A group of young French-born Muslim men have stood guard outside their town’s cathedral, symbolically protecting it and showing solidarity with Catholics during All Saints’ weekend.
Elyazid Benferhat said his stomach turned when he heard of the deadly Islamic extremist attack on a church in Nice last week, so decided to gather a group of friends to stand guard at the 13th century church in the southern French town of Lodeve.
The parish priest said he was touched by the gesture, and that it gave hope in a time of deep turmoil.
‘Pit in my stomach’

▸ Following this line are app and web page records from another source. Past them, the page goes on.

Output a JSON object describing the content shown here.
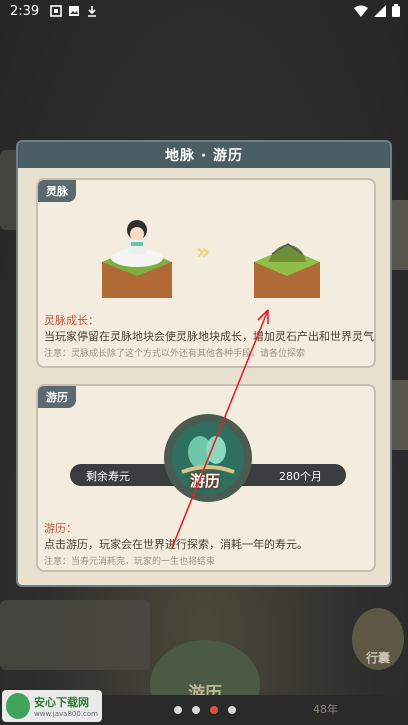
{
  "status_bar": {
    "time": "2:39"
  },
  "dialog": {
    "title": "地脉 · 游历",
    "card_spirit": {
      "tag": "灵脉",
      "caption_title": "灵脉成长：",
      "caption_desc": "当玩家停留在灵脉地块会使灵脉地块成长，增加灵石产出和世界灵气",
      "caption_note": "注意：灵脉成长除了这个方式以外还有其他各种手段，请各位探索"
    },
    "card_travel": {
      "tag": "游历",
      "lifespan_label": "剩余寿元",
      "lifespan_value": "280个月",
      "explore_label": "游历",
      "caption_title": "游历：",
      "caption_desc": "点击游历，玩家会在世界进行探索，消耗一年的寿元。",
      "caption_note": "注意：当寿元消耗完，玩家的一生也将结束"
    }
  },
  "background": {
    "right_button_label": "行囊",
    "center_button_label": "游历",
    "bottom_text_right": "48年"
  },
  "pager": {
    "count": 4,
    "active_index": 2
  },
  "watermark": {
    "title": "安心下载网",
    "url": "www.java800.com"
  },
  "colors": {
    "accent_red": "#e0523a",
    "header": "#4a5c64",
    "dialog_bg": "#e9e1d0",
    "caption_red": "#c0573d"
  }
}
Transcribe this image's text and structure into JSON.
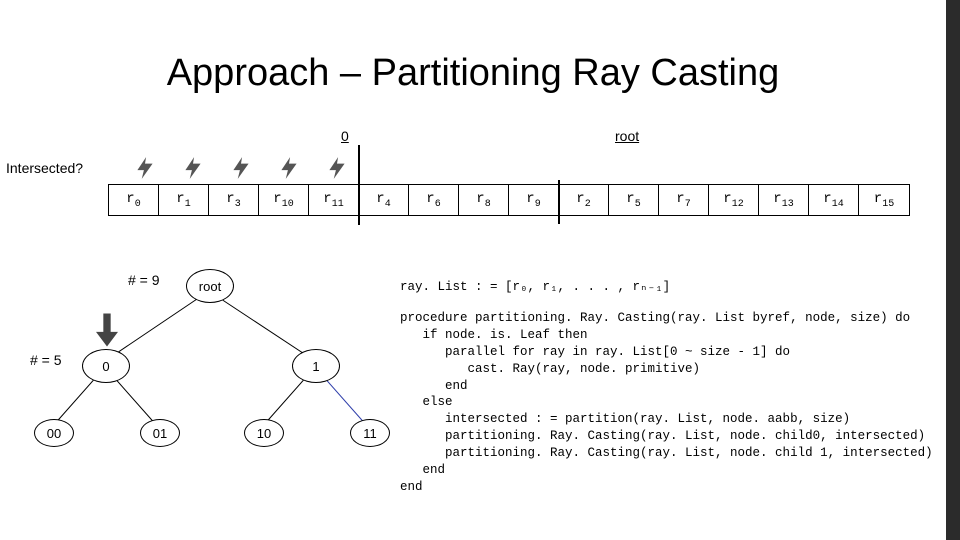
{
  "title": "Approach – Partitioning Ray Casting",
  "labels": {
    "zero": "0",
    "root": "root",
    "intersected": "Intersected?",
    "hash9": "# = 9",
    "hash5": "# = 5"
  },
  "rays": [
    "r0",
    "r1",
    "r3",
    "r10",
    "r11",
    "r4",
    "r6",
    "r8",
    "r9",
    "r2",
    "r5",
    "r7",
    "r12",
    "r13",
    "r14",
    "r15"
  ],
  "tree": {
    "root": "root",
    "n0": "0",
    "n1": "1",
    "n00": "00",
    "n01": "01",
    "n10": "10",
    "n11": "11"
  },
  "code": {
    "raylist_def": "ray. List : = [r₀, r₁, . . . , rₙ₋₁]",
    "proc": "procedure partitioning. Ray. Casting(ray. List byref, node, size) do\n   if node. is. Leaf then\n      parallel for ray in ray. List[0 ~ size - 1] do\n         cast. Ray(ray, node. primitive)\n      end\n   else\n      intersected : = partition(ray. List, node. aabb, size)\n      partitioning. Ray. Casting(ray. List, node. child0, intersected)\n      partitioning. Ray. Casting(ray. List, node. child 1, intersected)\n   end\nend"
  }
}
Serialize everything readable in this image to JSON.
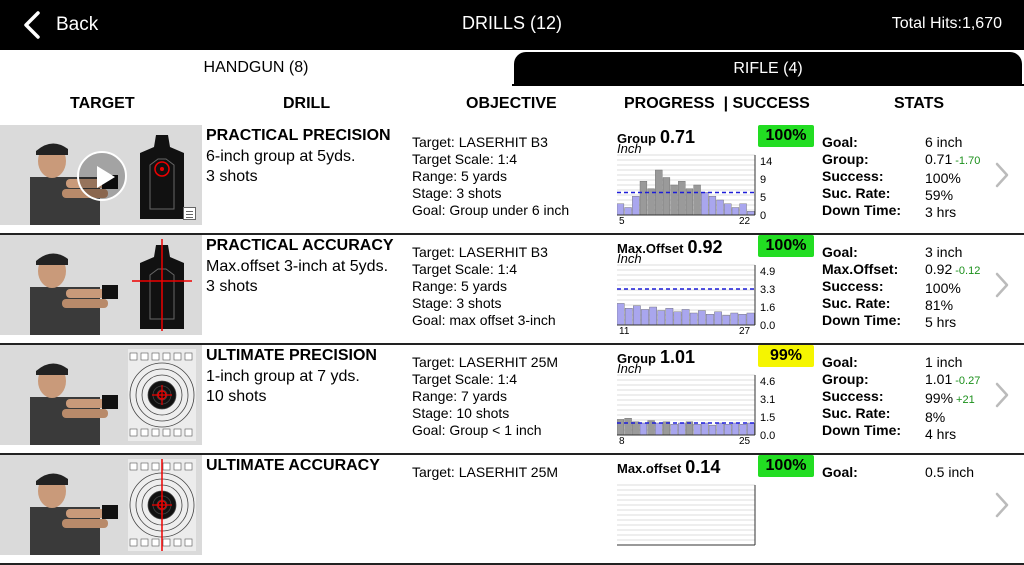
{
  "header": {
    "back_label": "Back",
    "title": "DRILLS (12)",
    "total_hits": "Total Hits:1,670"
  },
  "tabs": [
    {
      "label": "HANDGUN (8)",
      "active": true
    },
    {
      "label": "RIFLE (4)",
      "active": false
    }
  ],
  "columns": {
    "target": "TARGET",
    "drill": "DRILL",
    "objective": "OBJECTIVE",
    "progress": "PROGRESS  | SUCCESS",
    "stats": "STATS"
  },
  "rows": [
    {
      "name": "PRACTICAL PRECISION",
      "desc1": "6-inch group at 5yds.",
      "desc2": "3 shots",
      "obj": [
        "Target: LASERHIT B3",
        "Target Scale: 1:4",
        "Range: 5 yards",
        "Stage: 3 shots",
        "Goal: Group under 6 inch"
      ],
      "metric_label": "Group",
      "metric_value": "0.71",
      "metric_unit": "Inch",
      "success": "100%",
      "success_color": "#22dd22",
      "chart_data": {
        "type": "bar",
        "x_start": "5",
        "x_end": "22",
        "y_ticks": [
          "14",
          "9",
          "5",
          "0"
        ],
        "ylim": [
          0,
          16
        ],
        "goal": 6,
        "values": [
          3,
          2,
          5,
          9,
          7,
          12,
          10,
          8,
          9,
          7,
          8,
          6,
          5,
          4,
          3,
          2,
          3,
          1
        ]
      },
      "stats": {
        "labels": [
          "Goal:",
          "Group:",
          "Success:",
          "Suc. Rate:",
          "Down Time:"
        ],
        "values": [
          "6 inch",
          "0.71",
          "100%",
          "59%",
          "3 hrs"
        ],
        "delta": "-1.70"
      },
      "thumb": {
        "kind": "silhouette",
        "video": true
      }
    },
    {
      "name": "PRACTICAL ACCURACY",
      "desc1": "Max.offset 3-inch at 5yds.",
      "desc2": "3 shots",
      "obj": [
        "Target: LASERHIT B3",
        "Target Scale: 1:4",
        "Range: 5 yards",
        "Stage: 3 shots",
        "Goal: max offset 3-inch"
      ],
      "metric_label": "Max.Offset",
      "metric_value": "0.92",
      "metric_unit": "Inch",
      "success": "100%",
      "success_color": "#22dd22",
      "chart_data": {
        "type": "bar",
        "x_start": "11",
        "x_end": "27",
        "y_ticks": [
          "4.9",
          "3.3",
          "1.6",
          "0.0"
        ],
        "ylim": [
          0,
          5
        ],
        "goal": 3,
        "values": [
          1.8,
          1.4,
          1.6,
          1.3,
          1.5,
          1.2,
          1.4,
          1.1,
          1.3,
          1.0,
          1.2,
          0.9,
          1.1,
          0.8,
          1.0,
          0.9,
          1.0
        ]
      },
      "stats": {
        "labels": [
          "Goal:",
          "Max.Offset:",
          "Success:",
          "Suc. Rate:",
          "Down Time:"
        ],
        "values": [
          "3 inch",
          "0.92",
          "100%",
          "81%",
          "5 hrs"
        ],
        "delta": "-0.12"
      },
      "thumb": {
        "kind": "crosshair",
        "video": false
      }
    },
    {
      "name": "ULTIMATE PRECISION",
      "desc1": "1-inch group at 7 yds.",
      "desc2": "10 shots",
      "obj": [
        "Target: LASERHIT 25M",
        "Target Scale: 1:4",
        "Range: 7 yards",
        "Stage: 10 shots",
        "Goal: Group < 1 inch"
      ],
      "metric_label": "Group",
      "metric_value": "1.01",
      "metric_unit": "Inch",
      "success": "99%",
      "success_color": "#f5f500",
      "success_delta": "+21",
      "chart_data": {
        "type": "bar",
        "x_start": "8",
        "x_end": "25",
        "y_ticks": [
          "4.6",
          "3.1",
          "1.5",
          "0.0"
        ],
        "ylim": [
          0,
          5
        ],
        "goal": 1,
        "values": [
          1.3,
          1.4,
          1.1,
          1.0,
          1.2,
          1.0,
          1.1,
          0.9,
          1.0,
          1.1,
          0.9,
          1.0,
          0.8,
          1.0,
          0.9,
          1.0,
          0.9,
          1.0
        ]
      },
      "stats": {
        "labels": [
          "Goal:",
          "Group:",
          "Success:",
          "Suc. Rate:",
          "Down Time:"
        ],
        "values": [
          "1 inch",
          "1.01",
          "99%",
          "8%",
          "4 hrs"
        ],
        "delta": "-0.27"
      },
      "thumb": {
        "kind": "bullseye",
        "video": false
      }
    },
    {
      "name": "ULTIMATE ACCURACY",
      "desc1": "",
      "desc2": "",
      "obj": [
        "Target: LASERHIT 25M",
        "",
        "",
        "",
        ""
      ],
      "metric_label": "Max.offset",
      "metric_value": "0.14",
      "metric_unit": "",
      "success": "100%",
      "success_color": "#22dd22",
      "chart_data": {
        "type": "bar",
        "x_start": "",
        "x_end": "",
        "y_ticks": [],
        "ylim": [
          0,
          1
        ],
        "goal": 0,
        "values": []
      },
      "stats": {
        "labels": [
          "Goal:",
          "",
          "",
          "",
          ""
        ],
        "values": [
          "0.5 inch",
          "",
          "",
          "",
          ""
        ],
        "delta": ""
      },
      "thumb": {
        "kind": "crosshair-bullseye",
        "video": false
      }
    }
  ]
}
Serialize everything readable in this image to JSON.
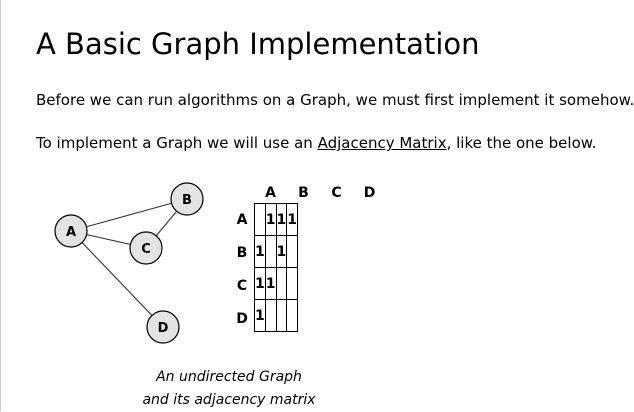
{
  "title": "A Basic Graph Implementation",
  "paragraph1": "Before we can run algorithms on a Graph, we must first implement it somehow.",
  "paragraph2": {
    "before": "To implement a Graph we will use an ",
    "link": "Adjacency Matrix",
    "after": ", like the one below."
  },
  "graph": {
    "nodes": [
      "A",
      "B",
      "C",
      "D"
    ],
    "edges": [
      [
        "A",
        "B"
      ],
      [
        "A",
        "C"
      ],
      [
        "A",
        "D"
      ],
      [
        "B",
        "C"
      ]
    ]
  },
  "matrix": {
    "columns": [
      "A",
      "B",
      "C",
      "D"
    ],
    "rows": [
      {
        "label": "A",
        "cells": [
          "",
          "1",
          "1",
          "1"
        ]
      },
      {
        "label": "B",
        "cells": [
          "1",
          "",
          "1",
          ""
        ]
      },
      {
        "label": "C",
        "cells": [
          "1",
          "1",
          "",
          ""
        ]
      },
      {
        "label": "D",
        "cells": [
          "1",
          "",
          "",
          ""
        ]
      }
    ]
  },
  "caption": {
    "line1": "An undirected Graph",
    "line2": "and its adjacency matrix"
  },
  "colors": {
    "node_fill": "#e3e3e3",
    "text": "#000000"
  }
}
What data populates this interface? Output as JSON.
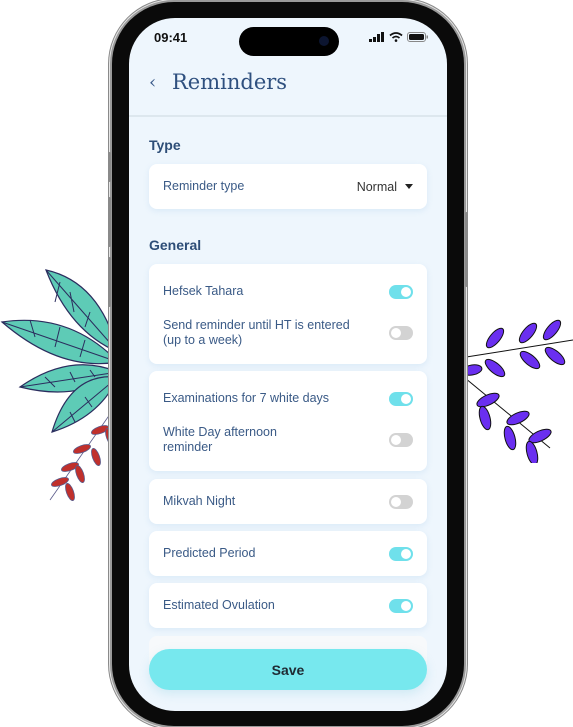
{
  "status_bar": {
    "time": "09:41",
    "icons": [
      "signal-icon",
      "wifi-icon",
      "battery-icon"
    ]
  },
  "header": {
    "back_icon": "chevron-left-icon",
    "back_glyph": "‹",
    "title": "Reminders"
  },
  "sections": {
    "type": {
      "title": "Type",
      "reminder_type": {
        "label": "Reminder type",
        "value": "Normal"
      }
    },
    "general": {
      "title": "General"
    }
  },
  "cards": [
    {
      "items": [
        {
          "label": "Hefsek Tahara",
          "enabled": true
        },
        {
          "label": "Send reminder until HT is entered (up to a week)",
          "enabled": false
        }
      ]
    },
    {
      "items": [
        {
          "label": "Examinations for 7 white days",
          "enabled": true
        },
        {
          "label": "White Day afternoon reminder",
          "enabled": false
        }
      ]
    },
    {
      "items": [
        {
          "label": "Mikvah Night",
          "enabled": false
        }
      ]
    },
    {
      "items": [
        {
          "label": "Predicted Period",
          "enabled": true
        }
      ]
    },
    {
      "items": [
        {
          "label": "Estimated Ovulation",
          "enabled": true
        }
      ]
    }
  ],
  "save_label": "Save",
  "colors": {
    "accent": "#77e8ee",
    "toggle_on": "#6fe0eb",
    "toggle_off": "#d3d3d3",
    "title": "#2f507f",
    "leaf_teal": "#5ecbb6",
    "leaf_red": "#c0302c",
    "leaf_purple": "#6a2ff0"
  }
}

Speaking to Associated Press, Benferhat – who said he was “more French than anything”, added: “But I am also Muslim… and we have seen Islamophobia in this country, and terrorism.
“In recent years, I’ve had a pit in my stomach,” he said, saying that French Muslims face new stigmatisation even though “we had nothing to do with it”.
France has been rocked by a spate of terror attacks, coupled with a dramatic second-wave of the coronavirus pandemic, in recent weeks.
Benferhat said the beheading of teacher Samuel Paty near Paris last month – because he had shown his class caricatures of the Prophet Muhammad during a debate on free speech – was an act of “unbelievable, unprecedented cruelty”.
‘We will protect it ourselves’
When, last week, three people were stabbed to death in the Notre Dame Basilica in Nice, Benerfat – who coaches at a local football club and works for French oil company Total – said he felt compelled to act “so that everyone wakes up”.
That day, he spoke to a friend who had been Nice. “We had this idea,” he told AP. “We needed to do something beyond paying homage to the victims. We said, we will protect the church ourselves.”
They recruited volunteers, and guarded the church that night and across the weekend – coordinating with local police.
“It’s very good, these young people who are against violence,” the cathedral’s priest told AP. “People were happy to see that.”
Despite some online hate from far-right trolls, Benferhat said the response has been “90% positive”, and that his response to extremism will always “come from the heart”.